◆ **AIM OF THE EXERCISE**:
The data that follows is to be copied exactly, with each image removed.

◆ **INFORMATION PROVIDED**:

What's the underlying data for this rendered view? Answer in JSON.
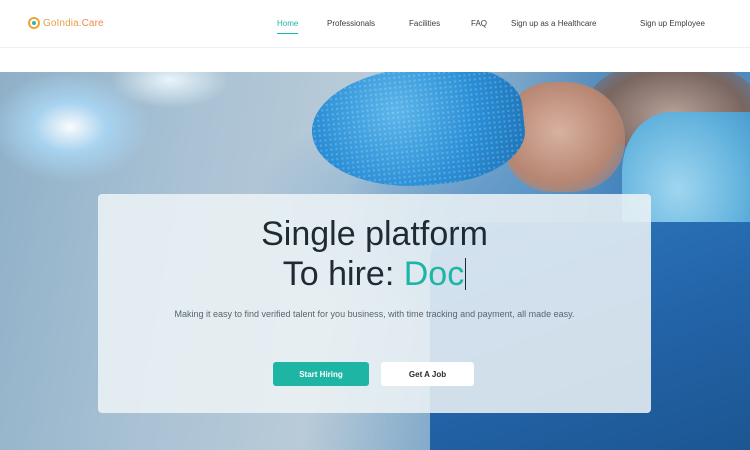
{
  "header": {
    "logo": {
      "part1": "GoIndia.",
      "part2": "Care"
    },
    "nav": [
      {
        "label": "Home",
        "active": true
      },
      {
        "label": "Professionals",
        "active": false
      },
      {
        "label": "Facilities",
        "active": false
      },
      {
        "label": "FAQ",
        "active": false
      },
      {
        "label": "Sign up as a Healthcare",
        "active": false
      },
      {
        "label": "Sign up Employee",
        "active": false
      }
    ]
  },
  "hero": {
    "headline_line1": "Single platform",
    "headline_line2_prefix": "To hire:",
    "headline_line2_typed": "Doc",
    "subtext": "Making it easy to find verified talent for you business, with time tracking and payment, all made easy.",
    "primary_button": "Start Hiring",
    "secondary_button": "Get A Job"
  },
  "colors": {
    "accent": "#1fb5a5",
    "logo_orange": "#e4a04a",
    "text_dark": "#1f2a33"
  }
}
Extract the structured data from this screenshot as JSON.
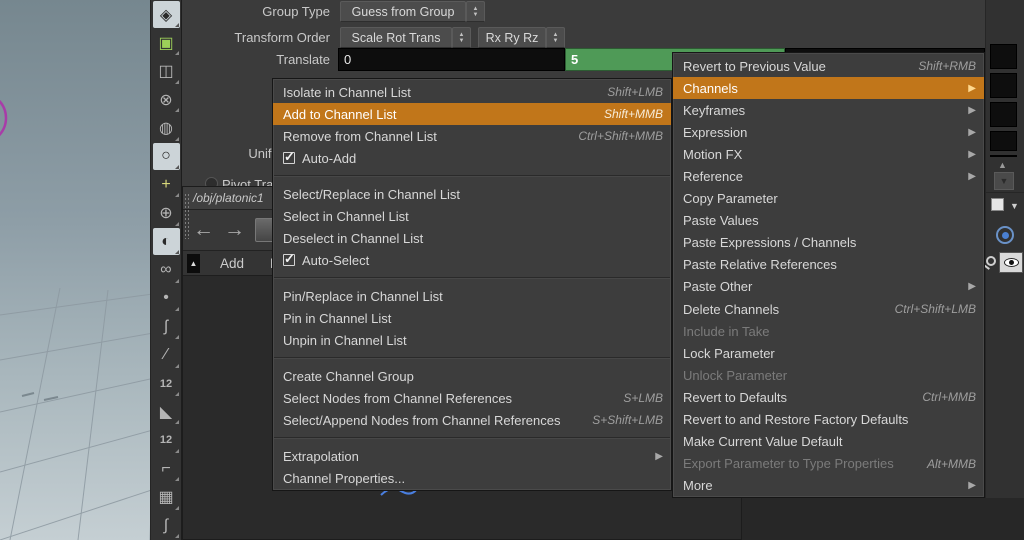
{
  "colors": {
    "highlight_orange": "#c1761a",
    "green_field": "#4f9a57",
    "viewport_purple": "#a83ca8"
  },
  "toolbar": {
    "items": [
      {
        "name": "viewport-layout-icon",
        "glyph": "◈",
        "state": "hl"
      },
      {
        "name": "snap-options-icon",
        "glyph": "▣",
        "color": "#9ccf59"
      },
      {
        "name": "lock-icon",
        "glyph": "◫"
      },
      {
        "name": "lights-off-icon",
        "glyph": "⊗"
      },
      {
        "name": "material-sphere-icon",
        "glyph": "◍"
      },
      {
        "name": "headlight-icon",
        "glyph": "○",
        "state": "hl"
      },
      {
        "name": "add-light-icon",
        "glyph": "+",
        "color": "#d8d87a"
      },
      {
        "name": "pin-light-icon",
        "glyph": "⊕"
      },
      {
        "name": "display-checker-icon",
        "glyph": "◐",
        "state": "hl"
      },
      {
        "name": "shaded-glasses-icon",
        "glyph": "∞"
      },
      {
        "name": "point-marker-icon",
        "glyph": "•"
      },
      {
        "name": "hook-marker-icon",
        "glyph": "ʃ"
      },
      {
        "name": "pen-marker-icon",
        "glyph": "∕"
      },
      {
        "name": "point-numbers-icon",
        "glyph": "12",
        "num": true
      },
      {
        "name": "prim-normals-icon",
        "glyph": "◣"
      },
      {
        "name": "prim-numbers-icon",
        "glyph": "12",
        "num": true
      },
      {
        "name": "profile-curve-icon",
        "glyph": "⌐"
      },
      {
        "name": "handle-region-icon",
        "glyph": "▦"
      },
      {
        "name": "brush-icon",
        "glyph": "∫"
      }
    ]
  },
  "params": {
    "group_type_label": "Group Type",
    "group_type_value": "Guess from Group",
    "transform_order_label": "Transform Order",
    "transform_order_value1": "Scale Rot Trans",
    "transform_order_value2": "Rx Ry Rz",
    "translate_label": "Translate",
    "translate_x": "0",
    "translate_y": "5",
    "uniform_scale_label": "Uniform Scale",
    "pivot_label": "Pivot Transform"
  },
  "panel": {
    "path": "/obj/platonic1",
    "tabs": [
      {
        "label": "Add"
      },
      {
        "label": "Edit"
      }
    ]
  },
  "left_menu": {
    "items": [
      {
        "label": "Isolate in Channel List",
        "shortcut": "Shift+LMB"
      },
      {
        "label": "Add to Channel List",
        "shortcut": "Shift+MMB",
        "state": "highlight"
      },
      {
        "label": "Remove from Channel List",
        "shortcut": "Ctrl+Shift+MMB"
      },
      {
        "label": "Auto-Add",
        "checkbox": true
      },
      {
        "separator": true
      },
      {
        "label": "Select/Replace in Channel List"
      },
      {
        "label": "Select in Channel List"
      },
      {
        "label": "Deselect in Channel List"
      },
      {
        "label": "Auto-Select",
        "checkbox": true
      },
      {
        "separator": true
      },
      {
        "label": "Pin/Replace in Channel List"
      },
      {
        "label": "Pin in Channel List"
      },
      {
        "label": "Unpin in Channel List"
      },
      {
        "separator": true
      },
      {
        "label": "Create Channel Group"
      },
      {
        "label": "Select Nodes from Channel References",
        "shortcut": "S+LMB"
      },
      {
        "label": "Select/Append Nodes from Channel References",
        "shortcut": "S+Shift+LMB"
      },
      {
        "separator": true
      },
      {
        "label": "Extrapolation",
        "arrow": true
      },
      {
        "label": "Channel Properties..."
      }
    ]
  },
  "submenu": {
    "items": [
      {
        "label": "Revert to Previous Value",
        "shortcut": "Shift+RMB"
      },
      {
        "label": "Channels",
        "arrow": true,
        "state": "highlight"
      },
      {
        "label": "Keyframes",
        "arrow": true
      },
      {
        "label": "Expression",
        "arrow": true
      },
      {
        "label": "Motion FX",
        "arrow": true
      },
      {
        "label": "Reference",
        "arrow": true
      },
      {
        "label": "Copy Parameter"
      },
      {
        "label": "Paste Values"
      },
      {
        "label": "Paste Expressions / Channels"
      },
      {
        "label": "Paste Relative References"
      },
      {
        "label": "Paste Other",
        "arrow": true
      },
      {
        "label": "Delete Channels",
        "shortcut": "Ctrl+Shift+LMB"
      },
      {
        "label": "Include in Take",
        "state": "disabled"
      },
      {
        "label": "Lock Parameter"
      },
      {
        "label": "Unlock Parameter",
        "state": "disabled"
      },
      {
        "label": "Revert to Defaults",
        "shortcut": "Ctrl+MMB"
      },
      {
        "label": "Revert to and Restore Factory Defaults"
      },
      {
        "label": "Make Current Value Default"
      },
      {
        "label": "Export Parameter to Type Properties",
        "shortcut": "Alt+MMB",
        "state": "disabled"
      },
      {
        "label": "More",
        "arrow": true
      }
    ]
  },
  "watermark": "ry"
}
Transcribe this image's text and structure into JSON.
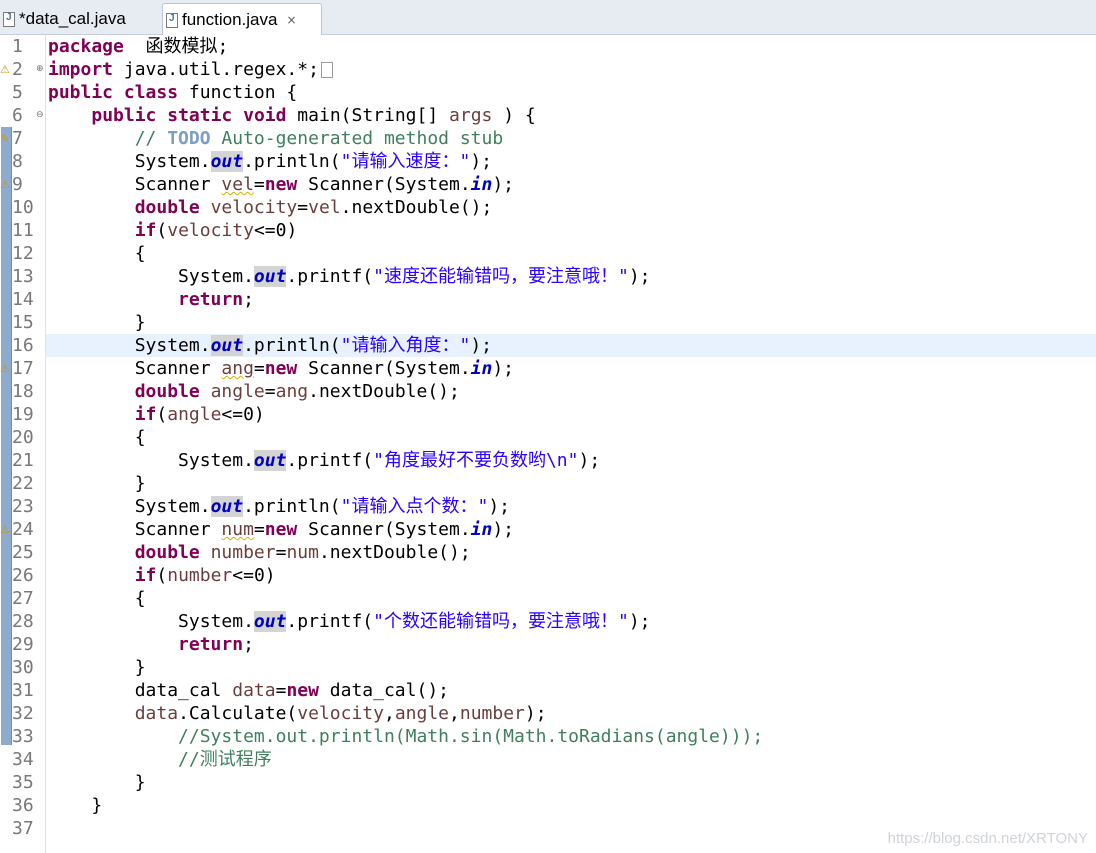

◆ **RESPONSE TO THE EXERCISE**:
What's the underlying data for this rendered view? Answer in JSON.
{
  "header": {
    "logo": {
      "part1": "GoIndia.",
      "part2": "Care"
    },
    "nav": [
      {
        "label": "Home",
        "active": true
      },
      {
        "label": "Professionals",
        "active": false
      },
      {
        "label": "Facilities",
        "active": false
      },
      {
        "label": "FAQ",
        "active": false
      },
      {
        "label": "Sign up as a Healthcare",
        "active": false
      },
      {
        "label": "Sign up Employee",
        "active": false
      }
    ]
  },
  "hero": {
    "headline_line1": "Single platform",
    "headline_line2_prefix": "To hire:",
    "headline_line2_typed": "Doc",
    "subtext": "Making it easy to find verified talent for you business, with time tracking and payment, all made easy.",
    "primary_button": "Start Hiring",
    "secondary_button": "Get A Job"
  },
  "colors": {
    "accent": "#1fb5a5",
    "logo_orange": "#e4a04a",
    "text_dark": "#1f2a33"
  }
}
Extract the structured data from this screenshot as JSON.
{
  "colors": {
    "highlight_orange": "#c1761a",
    "green_field": "#4f9a57",
    "viewport_purple": "#a83ca8"
  },
  "toolbar": {
    "items": [
      {
        "name": "viewport-layout-icon",
        "glyph": "◈",
        "state": "hl"
      },
      {
        "name": "snap-options-icon",
        "glyph": "▣",
        "color": "#9ccf59"
      },
      {
        "name": "lock-icon",
        "glyph": "◫"
      },
      {
        "name": "lights-off-icon",
        "glyph": "⊗"
      },
      {
        "name": "material-sphere-icon",
        "glyph": "◍"
      },
      {
        "name": "headlight-icon",
        "glyph": "○",
        "state": "hl"
      },
      {
        "name": "add-light-icon",
        "glyph": "+",
        "color": "#d8d87a"
      },
      {
        "name": "pin-light-icon",
        "glyph": "⊕"
      },
      {
        "name": "display-checker-icon",
        "glyph": "◐",
        "state": "hl"
      },
      {
        "name": "shaded-glasses-icon",
        "glyph": "∞"
      },
      {
        "name": "point-marker-icon",
        "glyph": "•"
      },
      {
        "name": "hook-marker-icon",
        "glyph": "ʃ"
      },
      {
        "name": "pen-marker-icon",
        "glyph": "∕"
      },
      {
        "name": "point-numbers-icon",
        "glyph": "12",
        "num": true
      },
      {
        "name": "prim-normals-icon",
        "glyph": "◣"
      },
      {
        "name": "prim-numbers-icon",
        "glyph": "12",
        "num": true
      },
      {
        "name": "profile-curve-icon",
        "glyph": "⌐"
      },
      {
        "name": "handle-region-icon",
        "glyph": "▦"
      },
      {
        "name": "brush-icon",
        "glyph": "∫"
      }
    ]
  },
  "params": {
    "group_type_label": "Group Type",
    "group_type_value": "Guess from Group",
    "transform_order_label": "Transform Order",
    "transform_order_value1": "Scale Rot Trans",
    "transform_order_value2": "Rx Ry Rz",
    "translate_label": "Translate",
    "translate_x": "0",
    "translate_y": "5",
    "uniform_scale_label": "Uniform Scale",
    "pivot_label": "Pivot Transform"
  },
  "panel": {
    "path": "/obj/platonic1",
    "tabs": [
      {
        "label": "Add"
      },
      {
        "label": "Edit"
      }
    ]
  },
  "left_menu": {
    "items": [
      {
        "label": "Isolate in Channel List",
        "shortcut": "Shift+LMB"
      },
      {
        "label": "Add to Channel List",
        "shortcut": "Shift+MMB",
        "state": "highlight"
      },
      {
        "label": "Remove from Channel List",
        "shortcut": "Ctrl+Shift+MMB"
      },
      {
        "label": "Auto-Add",
        "checkbox": true
      },
      {
        "separator": true
      },
      {
        "label": "Select/Replace in Channel List"
      },
      {
        "label": "Select in Channel List"
      },
      {
        "label": "Deselect in Channel List"
      },
      {
        "label": "Auto-Select",
        "checkbox": true
      },
      {
        "separator": true
      },
      {
        "label": "Pin/Replace in Channel List"
      },
      {
        "label": "Pin in Channel List"
      },
      {
        "label": "Unpin in Channel List"
      },
      {
        "separator": true
      },
      {
        "label": "Create Channel Group"
      },
      {
        "label": "Select Nodes from Channel References",
        "shortcut": "S+LMB"
      },
      {
        "label": "Select/Append Nodes from Channel References",
        "shortcut": "S+Shift+LMB"
      },
      {
        "separator": true
      },
      {
        "label": "Extrapolation",
        "arrow": true
      },
      {
        "label": "Channel Properties..."
      }
    ]
  },
  "submenu": {
    "items": [
      {
        "label": "Revert to Previous Value",
        "shortcut": "Shift+RMB"
      },
      {
        "label": "Channels",
        "arrow": true,
        "state": "highlight"
      },
      {
        "label": "Keyframes",
        "arrow": true
      },
      {
        "label": "Expression",
        "arrow": true
      },
      {
        "label": "Motion FX",
        "arrow": true
      },
      {
        "label": "Reference",
        "arrow": true
      },
      {
        "label": "Copy Parameter"
      },
      {
        "label": "Paste Values"
      },
      {
        "label": "Paste Expressions / Channels"
      },
      {
        "label": "Paste Relative References"
      },
      {
        "label": "Paste Other",
        "arrow": true
      },
      {
        "label": "Delete Channels",
        "shortcut": "Ctrl+Shift+LMB"
      },
      {
        "label": "Include in Take",
        "state": "disabled"
      },
      {
        "label": "Lock Parameter"
      },
      {
        "label": "Unlock Parameter",
        "state": "disabled"
      },
      {
        "label": "Revert to Defaults",
        "shortcut": "Ctrl+MMB"
      },
      {
        "label": "Revert to and Restore Factory Defaults"
      },
      {
        "label": "Make Current Value Default"
      },
      {
        "label": "Export Parameter to Type Properties",
        "shortcut": "Alt+MMB",
        "state": "disabled"
      },
      {
        "label": "More",
        "arrow": true
      }
    ]
  },
  "watermark": "ry"
}
Transcribe this image's text and structure into JSON.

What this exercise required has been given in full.